(DATA FOR REVIEW)

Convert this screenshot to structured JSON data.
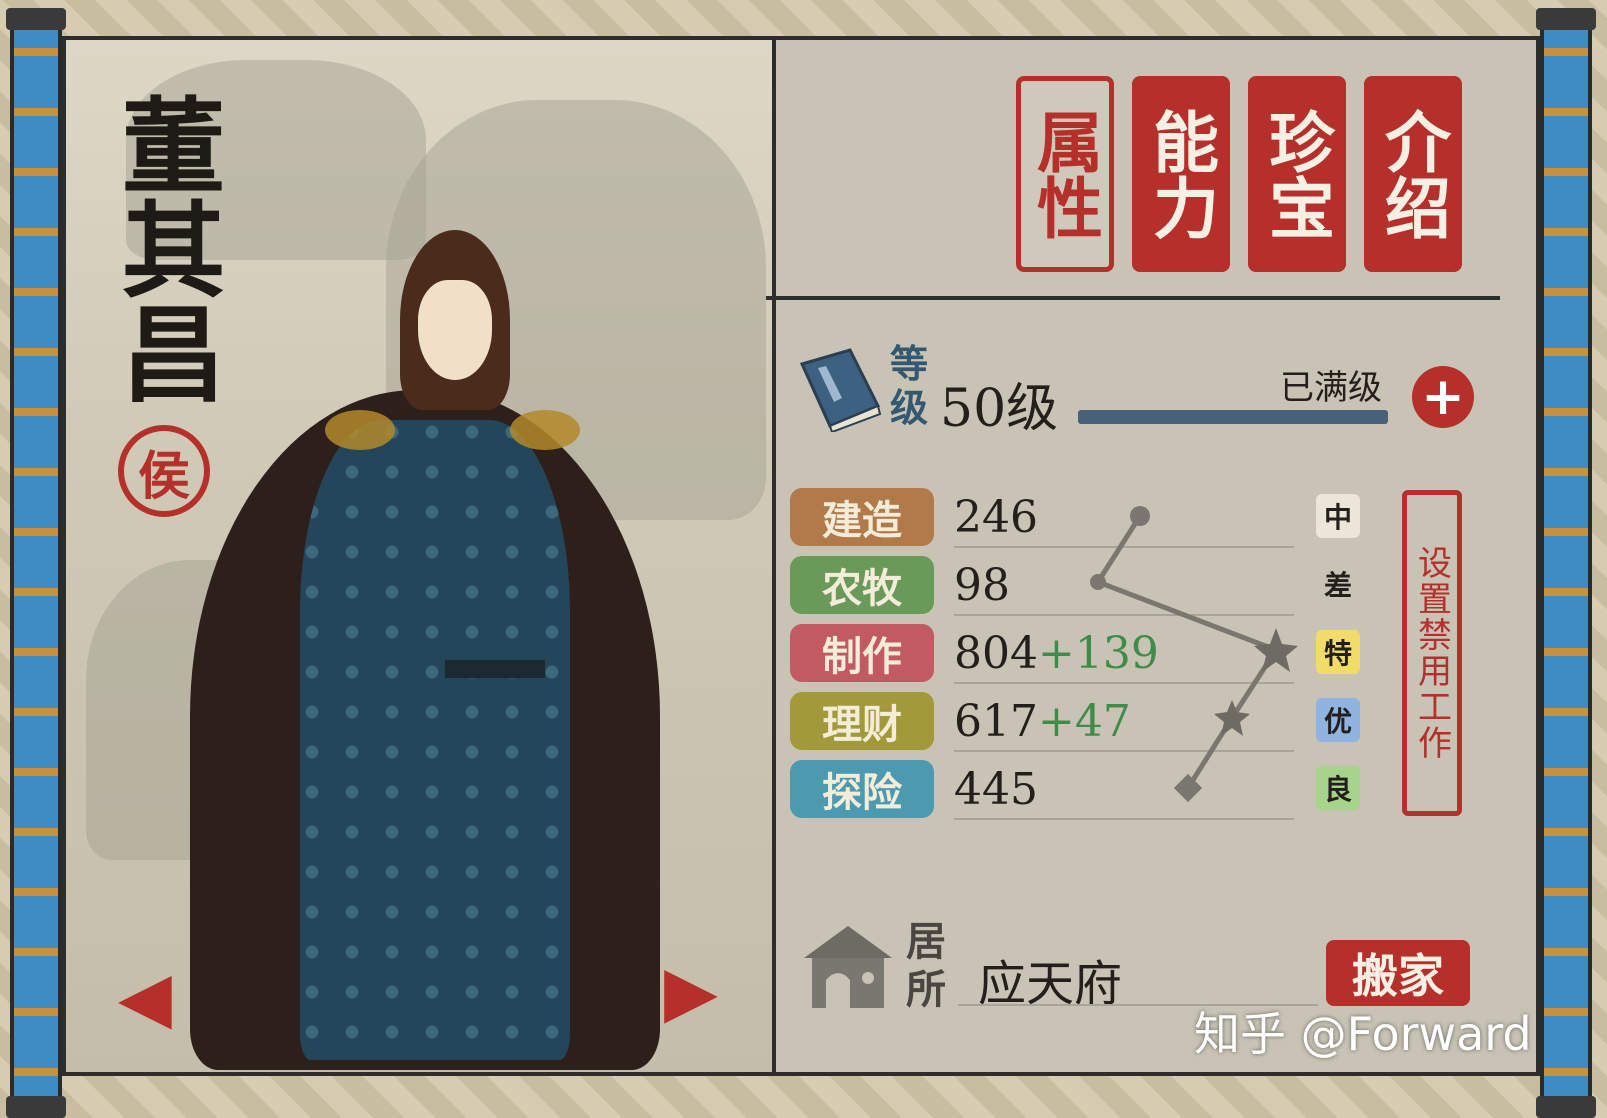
{
  "character": {
    "name": "董其昌",
    "rank": "侯"
  },
  "tabs": [
    {
      "label": "属性",
      "active": true
    },
    {
      "label": "能力",
      "active": false
    },
    {
      "label": "珍宝",
      "active": false
    },
    {
      "label": "介绍",
      "active": false
    }
  ],
  "level": {
    "label": "等级",
    "value": "50级",
    "status": "已满级",
    "progress": 1.0
  },
  "stats": [
    {
      "name": "建造",
      "value": "246",
      "bonus": "",
      "grade": "中",
      "color": "#b07a4a",
      "grade_color": "#ece6d8"
    },
    {
      "name": "农牧",
      "value": "98",
      "bonus": "",
      "grade": "差",
      "color": "#6a9a5a",
      "grade_color": "transparent"
    },
    {
      "name": "制作",
      "value": "804",
      "bonus": "+139",
      "grade": "特",
      "color": "#c25a62",
      "grade_color": "#f1dc6a"
    },
    {
      "name": "理财",
      "value": "617",
      "bonus": "+47",
      "grade": "优",
      "color": "#a29a3a",
      "grade_color": "#8fb4df"
    },
    {
      "name": "探险",
      "value": "445",
      "bonus": "",
      "grade": "良",
      "color": "#4c9ab0",
      "grade_color": "#a6d48a"
    }
  ],
  "ban_work_button": "设置禁用工作",
  "residence": {
    "label": "居所",
    "value": "应天府"
  },
  "move_button": "搬家",
  "watermark": "知乎 @Forward",
  "icons": {
    "level": "book-icon",
    "plus": "plus-icon",
    "residence": "house-icon",
    "prev": "arrow-left-icon",
    "next": "arrow-right-icon"
  },
  "colors": {
    "accent_red": "#b5302a",
    "level_bar": "#466178"
  }
}
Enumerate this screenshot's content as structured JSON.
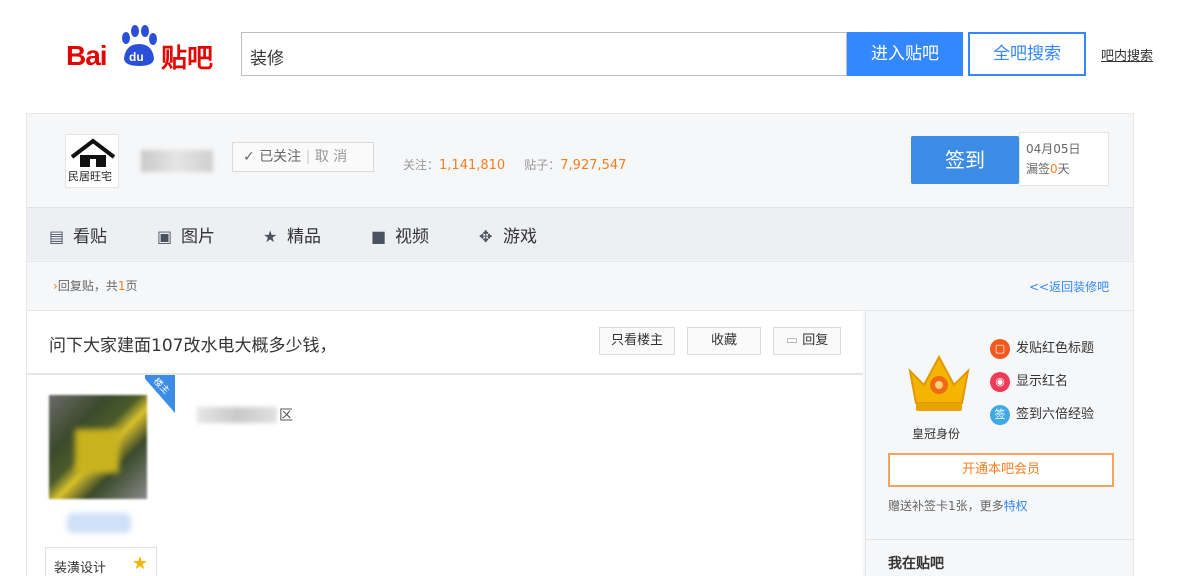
{
  "header": {
    "logo_bai": "Bai",
    "logo_du": "du",
    "logo_tieba": "贴吧",
    "search_value": "装修",
    "enter_button": "进入贴吧",
    "all_search_button": "全吧搜索",
    "in_bar_search": "吧内搜索"
  },
  "forum": {
    "avatar_label": "民居旺宅",
    "followed_label": "已关注",
    "cancel_label": "取 消",
    "follow_stat_label": "关注：",
    "follow_count": "1,141,810",
    "post_stat_label": "贴子：",
    "post_count": "7,927,547",
    "sign_button": "签到",
    "sign_date": "04月05日",
    "sign_streak_prefix": "漏签",
    "sign_streak_value": "0",
    "sign_streak_suffix": "天"
  },
  "tabs": [
    {
      "label": "看贴",
      "icon": "document-icon"
    },
    {
      "label": "图片",
      "icon": "image-icon"
    },
    {
      "label": "精品",
      "icon": "star-icon"
    },
    {
      "label": "视频",
      "icon": "video-icon"
    },
    {
      "label": "游戏",
      "icon": "gamepad-icon"
    }
  ],
  "reply_bar": {
    "prefix": "回复贴，共",
    "pages": "1",
    "suffix": "页",
    "back_link": "<<返回装修吧"
  },
  "post": {
    "title": "问下大家建面107改水电大概多少钱，",
    "only_author_button": "只看楼主",
    "collect_button": "收藏",
    "reply_button": "回复",
    "author_ribbon": "楼主",
    "username_suffix": "区",
    "badge_label": "装潢设计"
  },
  "sidebar": {
    "crown_label": "皇冠身份",
    "perks": [
      "发贴红色标题",
      "显示红名",
      "签到六倍经验"
    ],
    "member_button": "开通本吧会员",
    "gift_text_prefix": "赠送补签卡1张，更多",
    "gift_link": "特权",
    "section_title": "我在贴吧"
  }
}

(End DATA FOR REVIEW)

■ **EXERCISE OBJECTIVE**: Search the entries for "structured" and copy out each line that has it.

■ **REPLY**:
Convert this screenshot to structured JSON data.
Enumerate this screenshot's content as structured JSON.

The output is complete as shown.